NEWS / 7 DECEMBER 2018, 1:00PM / THAMI MAGUBANE
Durban – The families of the three Durban women arrested in Miami in the US on allegations of drug dealing are struggling to understand how their children got involved in smuggling.
Londiwe Shange, 27, Wandile Mhlongo, 29, and Thembeka Sokhulu, 36, all from Durban, were arrested with Viwe Tshaka, 23, from Lusikisiki in the Eastern Cape, last month.
The four, who worked for MSC Cruises, were arrested during a drug raid of the cruise ship Seaside on November 17.
According to reports, US Customs and Border Protection found six crew with 7kg of cocaine in their possession.
If found guilty, they could be sentenced to between 10 years and life imprisonment.

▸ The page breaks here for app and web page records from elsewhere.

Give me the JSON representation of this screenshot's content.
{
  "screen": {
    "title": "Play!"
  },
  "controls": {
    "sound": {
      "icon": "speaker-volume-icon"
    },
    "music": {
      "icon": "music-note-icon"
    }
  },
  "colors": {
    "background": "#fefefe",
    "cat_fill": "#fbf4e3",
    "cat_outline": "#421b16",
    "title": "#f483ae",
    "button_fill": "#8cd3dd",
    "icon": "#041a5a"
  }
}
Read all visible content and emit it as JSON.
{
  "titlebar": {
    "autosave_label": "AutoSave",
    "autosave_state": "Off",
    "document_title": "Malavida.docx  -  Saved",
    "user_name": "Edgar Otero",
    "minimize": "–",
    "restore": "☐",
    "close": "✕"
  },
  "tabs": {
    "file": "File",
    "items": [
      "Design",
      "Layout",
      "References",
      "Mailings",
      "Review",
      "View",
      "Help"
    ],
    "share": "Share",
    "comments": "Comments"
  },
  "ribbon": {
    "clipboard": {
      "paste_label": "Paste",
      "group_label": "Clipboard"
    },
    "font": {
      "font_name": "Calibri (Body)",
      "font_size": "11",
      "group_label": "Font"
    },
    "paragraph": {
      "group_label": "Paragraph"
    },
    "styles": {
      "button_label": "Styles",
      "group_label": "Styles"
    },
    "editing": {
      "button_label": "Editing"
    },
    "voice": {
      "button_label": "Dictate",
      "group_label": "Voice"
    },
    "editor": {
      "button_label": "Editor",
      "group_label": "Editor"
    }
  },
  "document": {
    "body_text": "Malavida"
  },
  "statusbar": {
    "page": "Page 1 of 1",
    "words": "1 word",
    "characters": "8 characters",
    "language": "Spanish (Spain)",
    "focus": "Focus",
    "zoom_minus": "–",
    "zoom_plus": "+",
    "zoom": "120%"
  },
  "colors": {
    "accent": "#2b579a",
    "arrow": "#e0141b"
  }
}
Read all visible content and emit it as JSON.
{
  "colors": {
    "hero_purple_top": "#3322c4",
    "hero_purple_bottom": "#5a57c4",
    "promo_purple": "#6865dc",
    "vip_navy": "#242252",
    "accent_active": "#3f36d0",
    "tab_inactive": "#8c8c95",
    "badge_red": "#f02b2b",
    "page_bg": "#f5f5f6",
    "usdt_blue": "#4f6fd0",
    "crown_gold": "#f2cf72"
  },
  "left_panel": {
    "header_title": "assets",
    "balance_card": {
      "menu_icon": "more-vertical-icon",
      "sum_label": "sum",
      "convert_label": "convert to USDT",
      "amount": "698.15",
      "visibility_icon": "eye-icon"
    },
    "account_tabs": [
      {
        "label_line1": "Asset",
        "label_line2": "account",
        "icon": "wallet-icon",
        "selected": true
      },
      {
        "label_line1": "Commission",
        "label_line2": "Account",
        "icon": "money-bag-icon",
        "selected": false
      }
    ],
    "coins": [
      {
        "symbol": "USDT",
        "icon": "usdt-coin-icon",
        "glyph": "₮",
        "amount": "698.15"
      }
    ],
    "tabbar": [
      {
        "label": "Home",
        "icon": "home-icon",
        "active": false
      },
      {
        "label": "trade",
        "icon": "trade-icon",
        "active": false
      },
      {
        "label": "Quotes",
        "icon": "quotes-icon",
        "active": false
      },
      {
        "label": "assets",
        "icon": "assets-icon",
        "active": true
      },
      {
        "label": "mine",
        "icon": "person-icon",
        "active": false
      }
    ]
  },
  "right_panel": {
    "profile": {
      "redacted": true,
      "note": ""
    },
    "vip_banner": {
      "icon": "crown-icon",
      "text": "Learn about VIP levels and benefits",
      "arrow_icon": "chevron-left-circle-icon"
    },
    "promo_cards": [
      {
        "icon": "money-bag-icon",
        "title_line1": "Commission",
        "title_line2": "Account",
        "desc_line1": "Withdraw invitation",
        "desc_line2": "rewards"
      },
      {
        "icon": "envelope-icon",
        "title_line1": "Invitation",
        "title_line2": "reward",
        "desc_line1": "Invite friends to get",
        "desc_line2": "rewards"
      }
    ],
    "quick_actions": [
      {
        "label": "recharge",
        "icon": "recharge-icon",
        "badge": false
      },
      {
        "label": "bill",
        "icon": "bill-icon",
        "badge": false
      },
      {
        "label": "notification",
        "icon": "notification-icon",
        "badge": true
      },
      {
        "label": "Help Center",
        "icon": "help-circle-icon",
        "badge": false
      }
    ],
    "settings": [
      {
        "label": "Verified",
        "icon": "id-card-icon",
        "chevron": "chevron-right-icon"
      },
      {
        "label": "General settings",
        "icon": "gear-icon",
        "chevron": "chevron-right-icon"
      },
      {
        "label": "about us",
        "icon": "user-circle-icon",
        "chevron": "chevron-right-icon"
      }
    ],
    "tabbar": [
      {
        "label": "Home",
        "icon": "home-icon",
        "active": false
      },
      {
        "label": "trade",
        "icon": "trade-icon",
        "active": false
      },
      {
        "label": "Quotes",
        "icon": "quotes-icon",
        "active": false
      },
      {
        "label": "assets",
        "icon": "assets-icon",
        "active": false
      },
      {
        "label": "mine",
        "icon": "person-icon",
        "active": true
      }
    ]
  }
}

Ntokozo Mlambo, Mhlongo’s cousin, said she was the first to get a call about the arrest and had to break the painful news to Mhlongo’s mother.
Mhlongo, from Chesterville, was on her third contract with MSC.
The contracts are nine months long, and her previous contracts were in Europe. She left around June for this latest trip.
“Her mother is struggling with the ordeal. She tries to be strong, but when you are sitting with her she sometimes ‘spaces out’ and you can see her mind is not here,” said Mlambo.
She said the family was battling to understand how Mhlongo, if she did, got involved with drug smuggling.
“We had no idea she could be involved with drugs. When I first heard the news, I thought maybe it was a small quantity that she had been using.
“But she is asthmatic and she stays away from anything that might damage her health.
“It was only when I heard the extent of the allegations that I realised this was serious.”
She said the family could not afford to travel to the US: “An even bigger problem is that her mother has never been to the US and you can’t just go now. Where would she go?”
Sokhulu’s brother, Lindokuhle Sokhulu, declined to speak to The Mercury.
“We are still shocked. We saw this in newspapers and the family had not been spoken to. At this stage we have nothing to say.”
Shange’s mother, who did not give her name, declined to comment, saying she could not speak on something she saw in newspapers.
“I am waiting for people in her office to call me.”
Ndivhuwo Mabaya, spokesperson for the Department of International Relations and Co-operation, said it had been in touch with the women through its unit’s consular services.
“That unit is there to offer non-financial services to all South Africans in distress,” he said.